The FBI sought Monday to downplay its expanded surveillance powers for agents as civil liberty groups sounded an alarm that the new rules not only make it easier for agents to investigate suspects but give them startling leeway to spy on ordinary Americans.
The changes are expected to be outlined in a new edition of the Domestic Investigations and Operations Guide, a lengthy 2008 document detailing how far agents can go in tracking suspects. They will expand the use of techniques ranging from dispatching surveillance teams to digging through trash cans.
Civil liberties groups were briefed on the policy changes in May, and came out of the meeting worried the changes would allow agents to investigate innocent people, with less oversight than before.

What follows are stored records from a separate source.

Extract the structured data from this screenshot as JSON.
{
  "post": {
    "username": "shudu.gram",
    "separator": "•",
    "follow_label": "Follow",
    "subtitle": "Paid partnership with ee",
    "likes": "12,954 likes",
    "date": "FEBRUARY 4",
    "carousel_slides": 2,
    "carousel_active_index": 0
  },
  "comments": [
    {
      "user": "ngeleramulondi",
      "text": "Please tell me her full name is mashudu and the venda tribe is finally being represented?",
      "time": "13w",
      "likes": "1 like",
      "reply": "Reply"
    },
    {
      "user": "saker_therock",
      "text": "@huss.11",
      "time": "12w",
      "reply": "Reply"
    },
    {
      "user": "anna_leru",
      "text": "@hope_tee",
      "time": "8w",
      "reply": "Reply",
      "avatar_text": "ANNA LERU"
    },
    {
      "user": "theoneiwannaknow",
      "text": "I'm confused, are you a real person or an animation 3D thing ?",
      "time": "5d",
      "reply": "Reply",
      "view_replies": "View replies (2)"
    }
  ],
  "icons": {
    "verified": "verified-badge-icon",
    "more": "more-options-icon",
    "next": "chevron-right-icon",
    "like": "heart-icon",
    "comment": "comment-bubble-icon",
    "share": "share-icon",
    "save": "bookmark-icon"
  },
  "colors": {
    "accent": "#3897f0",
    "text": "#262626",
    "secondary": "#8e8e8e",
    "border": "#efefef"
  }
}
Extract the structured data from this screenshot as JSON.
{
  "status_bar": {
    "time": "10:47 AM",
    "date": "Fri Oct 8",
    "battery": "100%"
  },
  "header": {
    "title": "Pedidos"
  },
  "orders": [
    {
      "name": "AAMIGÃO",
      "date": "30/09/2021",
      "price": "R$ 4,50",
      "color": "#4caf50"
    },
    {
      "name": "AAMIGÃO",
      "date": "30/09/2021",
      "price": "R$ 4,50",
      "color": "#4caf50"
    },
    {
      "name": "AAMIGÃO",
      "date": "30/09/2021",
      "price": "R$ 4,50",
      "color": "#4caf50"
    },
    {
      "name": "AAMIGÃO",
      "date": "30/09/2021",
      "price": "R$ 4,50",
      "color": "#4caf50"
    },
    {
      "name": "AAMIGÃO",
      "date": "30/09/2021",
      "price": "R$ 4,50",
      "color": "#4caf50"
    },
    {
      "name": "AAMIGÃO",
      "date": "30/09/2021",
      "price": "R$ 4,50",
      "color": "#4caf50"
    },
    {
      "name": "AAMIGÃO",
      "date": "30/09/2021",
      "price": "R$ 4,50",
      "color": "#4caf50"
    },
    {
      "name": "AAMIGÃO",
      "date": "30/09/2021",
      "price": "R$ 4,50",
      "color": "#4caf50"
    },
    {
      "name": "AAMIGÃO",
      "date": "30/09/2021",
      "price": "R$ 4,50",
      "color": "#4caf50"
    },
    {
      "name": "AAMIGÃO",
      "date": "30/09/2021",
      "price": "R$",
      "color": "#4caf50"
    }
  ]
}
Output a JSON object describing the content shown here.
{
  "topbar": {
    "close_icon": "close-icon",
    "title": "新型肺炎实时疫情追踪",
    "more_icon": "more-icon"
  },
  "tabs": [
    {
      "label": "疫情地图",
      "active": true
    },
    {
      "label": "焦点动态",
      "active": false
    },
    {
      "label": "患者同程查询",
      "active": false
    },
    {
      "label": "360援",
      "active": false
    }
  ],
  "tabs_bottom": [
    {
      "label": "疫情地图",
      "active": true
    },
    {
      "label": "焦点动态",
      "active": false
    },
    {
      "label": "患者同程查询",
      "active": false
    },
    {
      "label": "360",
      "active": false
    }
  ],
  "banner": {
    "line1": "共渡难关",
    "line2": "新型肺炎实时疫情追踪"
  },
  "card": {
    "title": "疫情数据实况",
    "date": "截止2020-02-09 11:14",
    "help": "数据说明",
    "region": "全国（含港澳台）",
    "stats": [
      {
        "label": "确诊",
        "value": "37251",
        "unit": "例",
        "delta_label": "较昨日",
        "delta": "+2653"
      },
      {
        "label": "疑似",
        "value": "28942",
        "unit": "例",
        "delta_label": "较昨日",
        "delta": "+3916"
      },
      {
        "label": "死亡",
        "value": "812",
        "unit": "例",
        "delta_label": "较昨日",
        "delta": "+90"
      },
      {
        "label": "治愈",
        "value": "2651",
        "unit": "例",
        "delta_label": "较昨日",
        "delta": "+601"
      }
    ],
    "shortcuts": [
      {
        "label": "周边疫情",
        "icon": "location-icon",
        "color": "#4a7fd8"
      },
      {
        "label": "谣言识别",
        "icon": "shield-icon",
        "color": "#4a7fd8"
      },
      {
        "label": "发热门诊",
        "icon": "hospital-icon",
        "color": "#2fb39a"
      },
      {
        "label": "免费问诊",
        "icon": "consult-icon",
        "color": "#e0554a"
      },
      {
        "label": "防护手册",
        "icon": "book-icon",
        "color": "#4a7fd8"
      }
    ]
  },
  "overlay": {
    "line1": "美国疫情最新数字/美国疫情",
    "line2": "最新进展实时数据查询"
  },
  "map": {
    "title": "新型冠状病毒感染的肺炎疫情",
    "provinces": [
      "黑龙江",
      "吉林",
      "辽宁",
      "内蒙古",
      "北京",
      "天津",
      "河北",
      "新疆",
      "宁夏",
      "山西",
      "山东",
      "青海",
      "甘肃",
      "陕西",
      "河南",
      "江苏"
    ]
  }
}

"It's the government saying we can know all about your private life, but you can't know what the government is doing," Michael German, a former FBI agent now working with the American Civil Liberties Union, told FoxNews.com.
For instance, the new rules would allow agents to look up people on various databases without opening up a low-level inquiry known as an "assessment." Currently, agents have to take that formal step before looking into someone's background and provide some semblance of justification.
The new rules would also allow agents to use surveillance squads multiple times during the "assessment" phase. Currently, those teams can only be used once during that phase.
The FBI downplayed the changes.
"I would call these minor tweaks based on feedback from agents in the field who began operating under the original DIOG, which was new a couple of years ago. Not sweeping new powers," the FBI said in a statement to Fox News.
FBI General Counsel Val Caproni also said in a statement that the updates for the most part "clarify and enhance" the definitions of rules under current policy.
"Each proposed change has been carefully looked at and considered against the backdrop of the tools our employees need to accomplish their mission, the possible risks associated with use of those tools, and the controls that are in place. Overall, this is fine tuning, not any major change," Caproni said. "The FBI's authority to use specific investigative tools is determined through the U.S. Constitution, U.S. statutes, executive orders and the Attorney General's Guidelines for Domestic FBI Operations. The DIOG cannot and does not confer additional powers to agents beyond that provided by those controlling authorities."
German, who attended the May briefing, said another change would allow agents to secretly attend up to five meetings of organizations they are monitoring without disclosing their actions internally.
"It's reducing the internal oversight over the agents," German said.
The changes would also allow agents to administer lie-detector tests to and search the trash of potential informants. Currently, those techniques are reserved for people they are investigating.
German said that during the briefing, he asked why the FBI was expanding that policy -- he was told the FBI might be able to "coerce" informants to cooperate if they found incriminating evidence in the trash.
"If you don't want to be an informant for your government, you should be able to just say no -- not have agents trolling through your garbage," German said. "It's an expansion of authority to investigate people who are completely innocent of anything and are not even suspected of wrongdoing."
Julian Sanchez, a fellow with the libertarian-leaning Cato Institute who specializes in civil liberties, said part of the concern is that the rules could open the door to abuse -- since agents will be allowed to do more independently. He also made a slippery slope argument, claiming the government already made significant changes in the last document and could be on the road to gradually loosening restrictions over time.
"To see that already they want to loosen them still further makes me worry that we're going to see sort of a death by a thousand cuts of civil liberties here," Sanchez said.
While the changes, first reported by The New York Times, have prompted complaints, they are touted as a way to give agents more flexibility.
The changes come as the FBI is increasingly focused on small-cell or lone-wolf plots. Last week, FBI Director Robert Mueller said new threats are forcing the FBI to transform itself into a "threat-based, intelligence-led agency."
"Over the past year we've seen an array of national security and criminal threats from terrorism, espionage, cyber attacks, and traditional crimes. These threats have ranged from al Qaeda and its affiliates to place bombs on airplanes, to lone actors seeking to detonate IEDs in public squares and on subways," Mueller told a Senate Judiciary Committee during a hearing to confirm an extension of his tenure for two years.